Four teenage NH killers fight for another chanceBy KATHRYN MARCHOCKI
New Hampshire Union Leader
February 17. 2013 9:08PM
CONCORD - Four teen killers serving life without parole claim a recent U.S. Supreme Court ruling entitles them to new hearings where they hope to win reduced sentences.
Convicted first-degree murderers Robert Tulloch, 29, Robert Dingman, 35, Michael Soto, 23, and Eduardo Lopez Jr., 38, committed some of the most heinous, high-profile crimes in recent state history.
But they did it when they when they were 17. As such, they were "children" - a class of offenders "constitutionally different from adults" in terms of sentencing, the U.S. Supreme Court ruled June 25 in its companion rulings Miller v. Alabama and Jackson v. Dobbs.
Prosecutors maintain the Miller decision applies to just one case - that of Mont Vernon killer Steven Spader, 21, because his first-degree murder conviction is still pending direct appeal before the state Supreme Court.
"We believe that, as far as cases in New Hampshire, that decision (Miller) applies to the Steven Spader case only. But obviously that decision will be decided by the court," Senior Attorney General Jeffery A. Strelzin said.
A new sentencing hearing was scheduled for April 22 for Steven Spader, the convicted teen killer and accused ringleader of a 2009 Mont Vernon home invasion. Sentencing will follow April 26.
Tulloch, 29, was the notorious mastermind behind the random rob-and-kill scheme in which he and hometown buddy, James Parker, then 16, stabbed to death Dartmouth College professors Half and Susanne Zantop on Jan. 27, 2001.
"Mr. Tulloch was 17 years old at the time of the murders in this case. He does not deny that he committed the murders and he does not seek to set aside his guilty pleas. Nor does he deny that substantial punishment is warranted for his crimes," his public defender Richard C. Guerriero wrote in a habeas petition.
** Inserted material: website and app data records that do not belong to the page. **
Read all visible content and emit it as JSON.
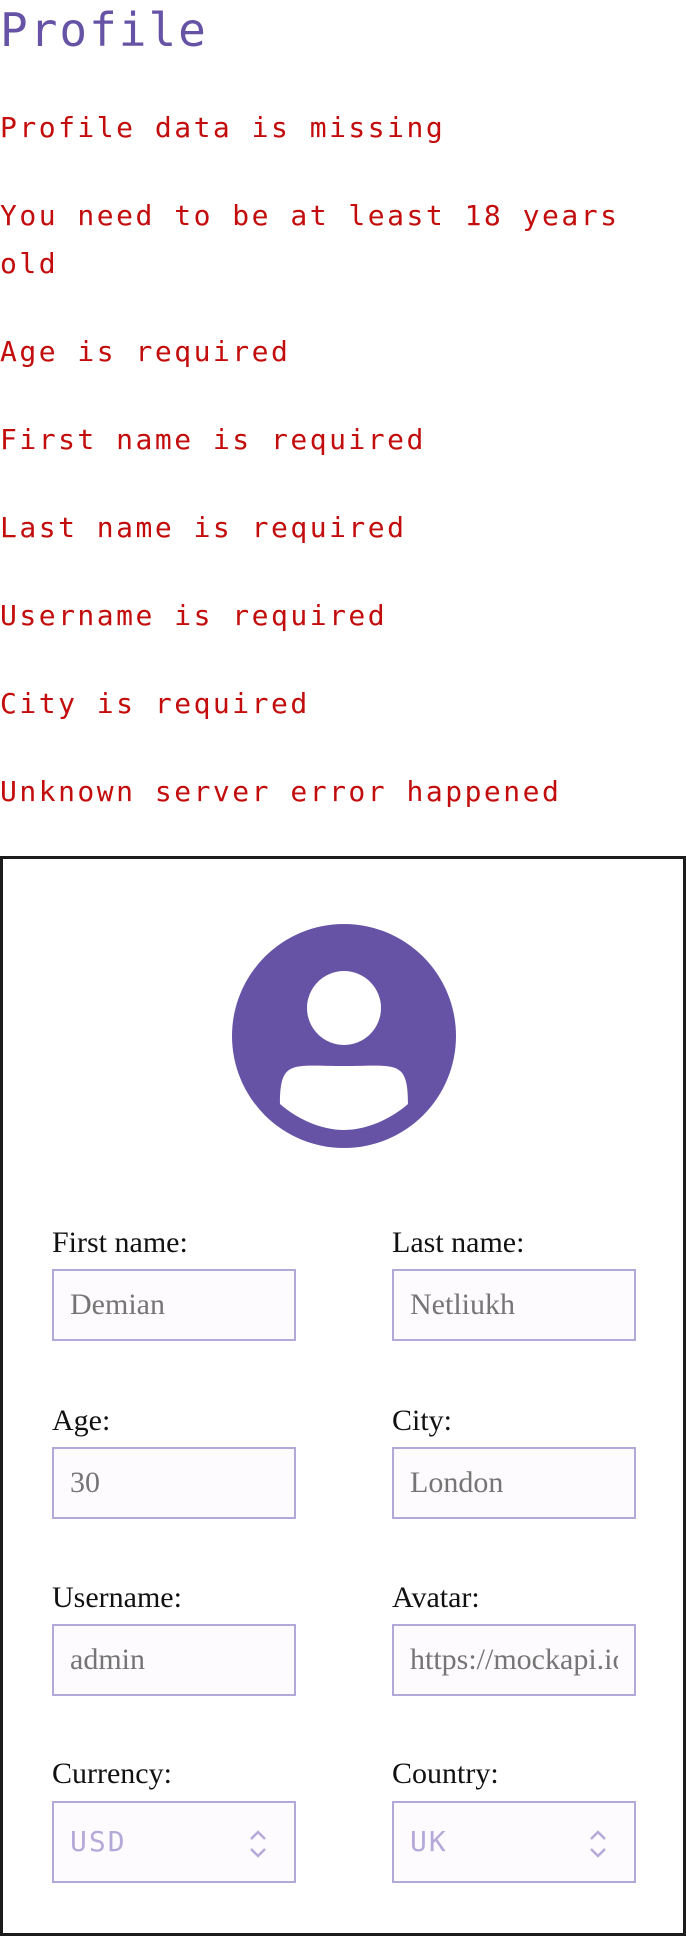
{
  "page": {
    "title": "Profile"
  },
  "errors": [
    "Profile data is missing",
    "You need to be at least 18 years old",
    "Age is required",
    "First name is required",
    "Last name is required",
    "Username is required",
    "City is required",
    "Unknown server error happened"
  ],
  "form": {
    "first_name": {
      "label": "First name:",
      "placeholder": "Demian"
    },
    "last_name": {
      "label": "Last name:",
      "placeholder": "Netliukh"
    },
    "age": {
      "label": "Age:",
      "placeholder": "30"
    },
    "city": {
      "label": "City:",
      "placeholder": "London"
    },
    "username": {
      "label": "Username:",
      "placeholder": "admin"
    },
    "avatar": {
      "label": "Avatar:",
      "placeholder": "https://mockapi.io/avatar.png"
    },
    "currency": {
      "label": "Currency:",
      "value": "USD"
    },
    "country": {
      "label": "Country:",
      "value": "UK"
    }
  },
  "icons": {
    "avatar": "user-avatar-icon",
    "select_chevron": "chevron-up-down-icon"
  },
  "colors": {
    "accent": "#6653a6",
    "error": "#c30d0d",
    "input_border": "#b3a9d8",
    "placeholder": "#b5a9da"
  }
}
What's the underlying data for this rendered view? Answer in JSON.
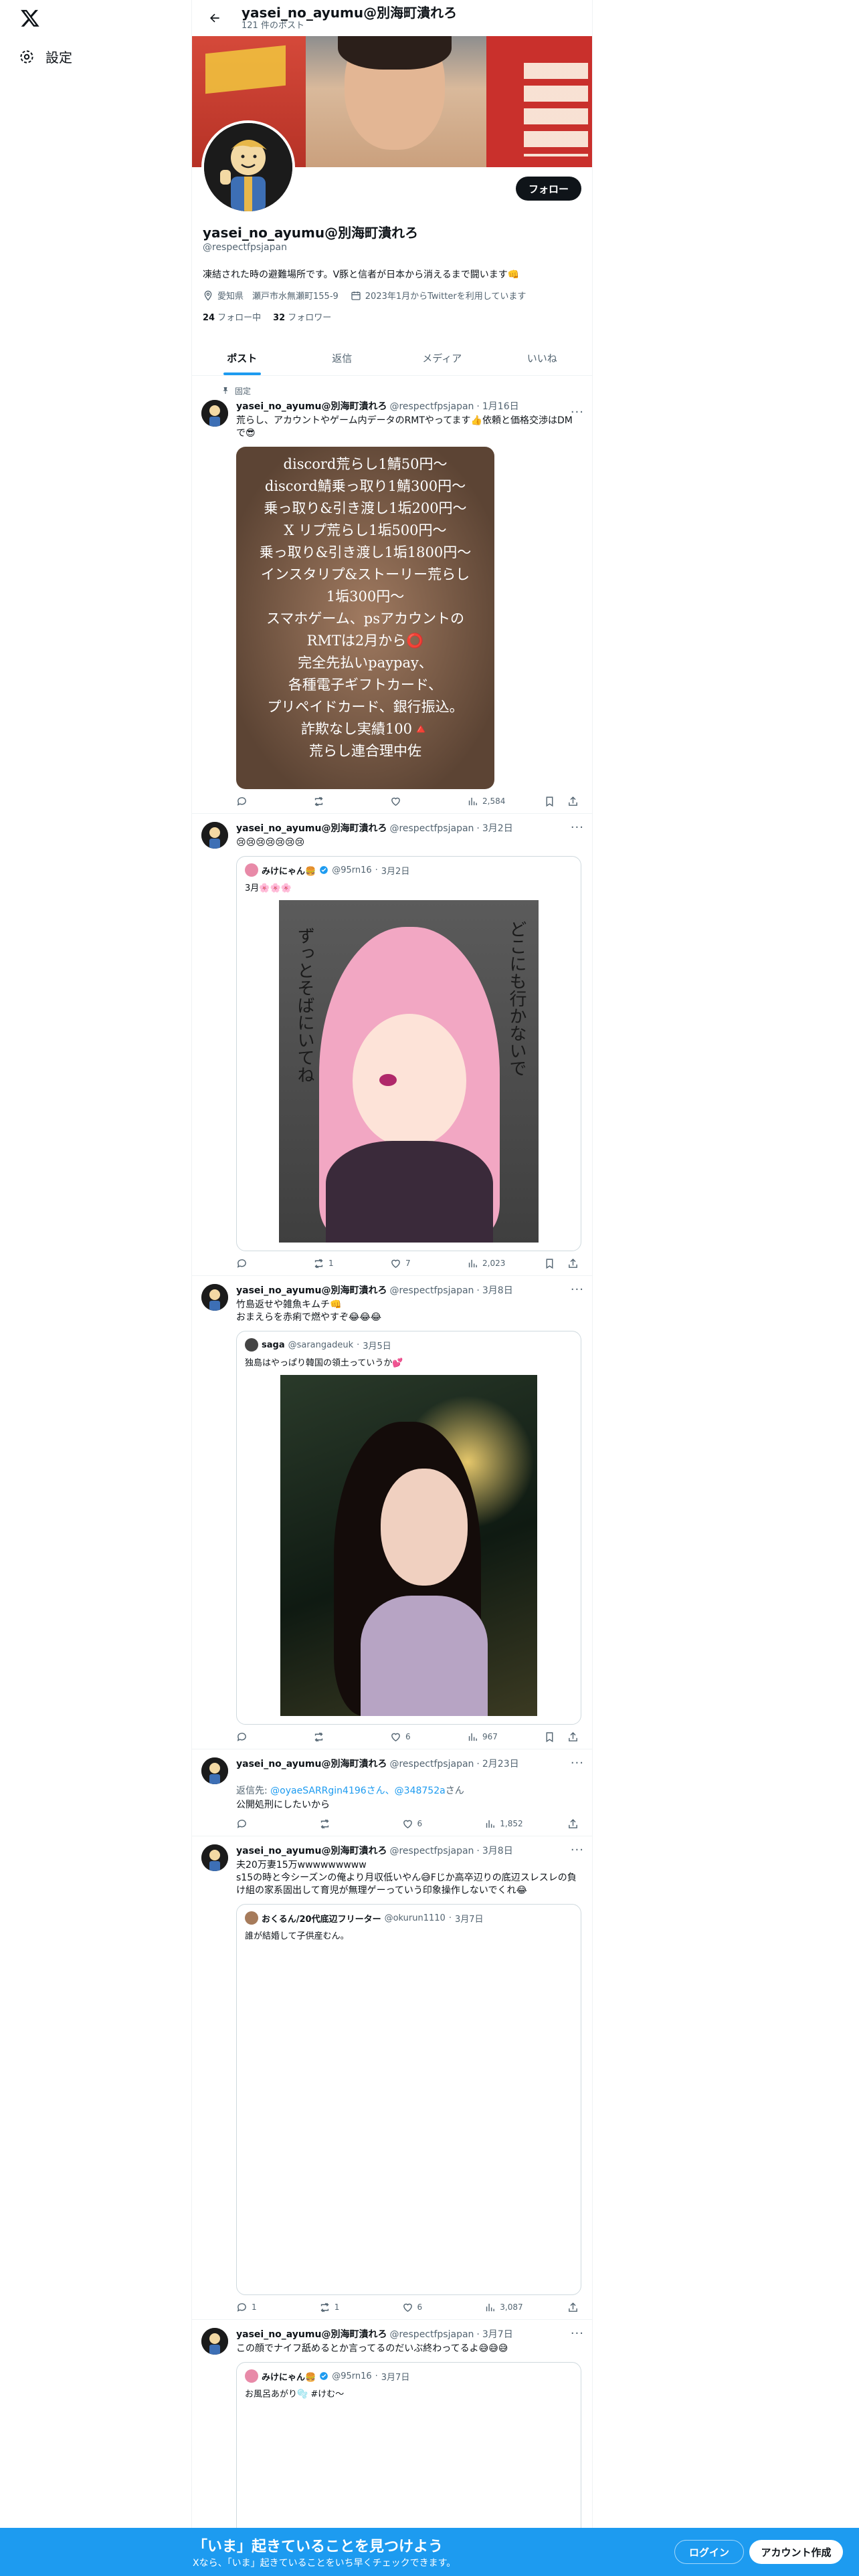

"However, he committed those acts when he was a child," Guerriero continued in his petition filed Dec. 20 in Merrimack County Superior Court in Concord.
Tulloch seeks a new sentencing hearing at which evidence related to his mental health and maturity at the time of the crime may be admitted in an attempt to get a lesser sentence. Tulloch intended to seek an insanity defense at trial, but withdrew that and pleaded guilty to the murders.
Supreme Court rulings
In Miller, the Supreme Court declared unconstitutional all automatic life prison sentences without chance of parole for those who were under 18 years old at the time of their crimes. Such sentencing statutes violate the Eighth Amendment's protections against cruel and unusual punishment, the court wrote.
The court's ruling means these youthful offenders are entitled to sentencing hearings at which they can present evidence of mitigating factors - such as their immaturity, recklessness or mental health issues at the time of their crimes - in hope of convincing a judge to impose a lesser sentence.
The court could still impose life without possibility of parole - it just no longer can be mandatory as New Hampshire law currently requires for first-degree murder convictions.
In its companion ruling - Jackson v. Hobbs - the court said rights contained in Miller are retroactive for juvenile homicide offenders, even if their convictions were final.
Attorneys representing Tulloch, Dingman, Lopez and Soto - all of whose convictions are final - claim the Jackson ruling entitles their clients to retroactive relief.
The state Attorney General's Office objects to their claim in a motion filed Thursday in Merrimack County Superior Court.
Defense attorneys and prosecutors filed a motion to consolidate the four cases and have them heard by a single judge on the retroactive issue alone.
Currently, Tulloch and Dingman's habeas petitions are set to be heard April 12 at New Hampshire State Prison in Concord.
Tulloch's attorney Richard Guerriero stressed that, while Tulluch wants to have his life without parole sentence vacated, Tulloch does not seek to be released pending the outcome of the habeas petition.
Dingman, 35, who was convicted with his younger brother of the 1996 murders of their parents in their Rochester home, made similar arguments in his habeas petition filed with the court Jan. 29.
Lopez also filed a petition in Merrimack Superior Court, but was not available for public view Feb. 6 because it had not yet been officially docketed. Lopez was convicted of fatally shooting Robert Goyette during a 1991 Nashua bank robbery.
Manchester defense attorney Andrew Schulman filed a motion in Hillsborough County Superior Court in Manchester seeking to have Soto's life sentence vacated and a resentencing hearing scheduled in light of the Miller decision.
Soto was convicted of accomplice to first-degree murder in the 2007 shooting death of Aaron Kar in Manchester.
In its Miller ruling, the court noted juveniles have a "diminished culpability and greater prospects for reform."
They also differ from adults in their lack of maturity and fully developed sense of responsibility that can lead to reckless and impulsive behavior, the court wrote. Juveniles also are more vulnerable to negative peer pressure and their characters have not completely formed.